In his 1979 speech, Gala, Velázquez and the Golden Fleece, presented upon his 1979 induction into the prestigious Académie des Beaux-Arts of the Institut de France, Dalí described Thom's theory of catastrophes as "the most beautiful aesthetic theory in the world".[3] He also recollected his first and only meeting with René Thom, at which Thom purportedly told Dalí that he was studying tectonic plates; this provoked Dalí to question Thom about the railway station at Perpignan, France (near the Spanish border), which the artist had declared in the 1960s to be the center of the universe.

Thom reportedly replied, "I can assure you that Spain pivoted precisely — not in the area of — but exactly there where the Railway Station in Perpignan stands today". Dalí was immediately enraptured by Thom's statement, influencing his painting Topological Abduction of Europe — Homage to René Thom, the lower left corner of which features an equation closely linked to the "swallow's tail": an illustration of the graph, and the term queue d'aronde. The seismic fracture that transverses Topological Abduction of Europe reappears in The Swallow's Tail at the precise point where the y-axis of the swallow's tail graph intersects with the S-curve of the cusp.[2]

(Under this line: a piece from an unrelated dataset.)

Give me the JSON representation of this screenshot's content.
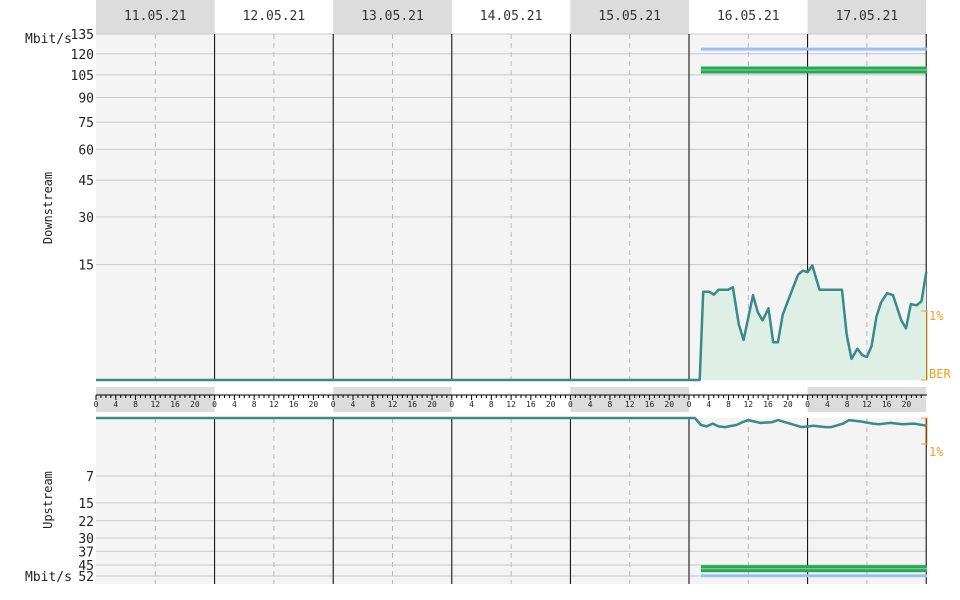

  1. ^ Thom, René (1972). Structural stability and morphogenesis. an outline of a general theory of models, (D.H.Fowler, trans.) (Reading, Mass. London. Benjamin. 1975). Originally published in French as Stabilité structurelle et morphogénèse. Westview Press. ISBN 0201406853.
  2. ^ a b King, Elliott (2004). Ades, Dawn (ed.). Dali. Milan: Bompiani Arte. pp. 418–421. ISBN 0847826732.
  3. ^ Dalí, Salvador, 'Gala, Velásquez and the Golden Fleece' (9 May 1979). Reproduced in-part in: Descharnes, Robert (1984). Dalí, the Work, the Man. New York: Harry N. Abrams. p. 420. ISBN 0810908255. Originally published in French as Dalí, l'oeuvre et l'homme (Lausanne: Edita, 1984).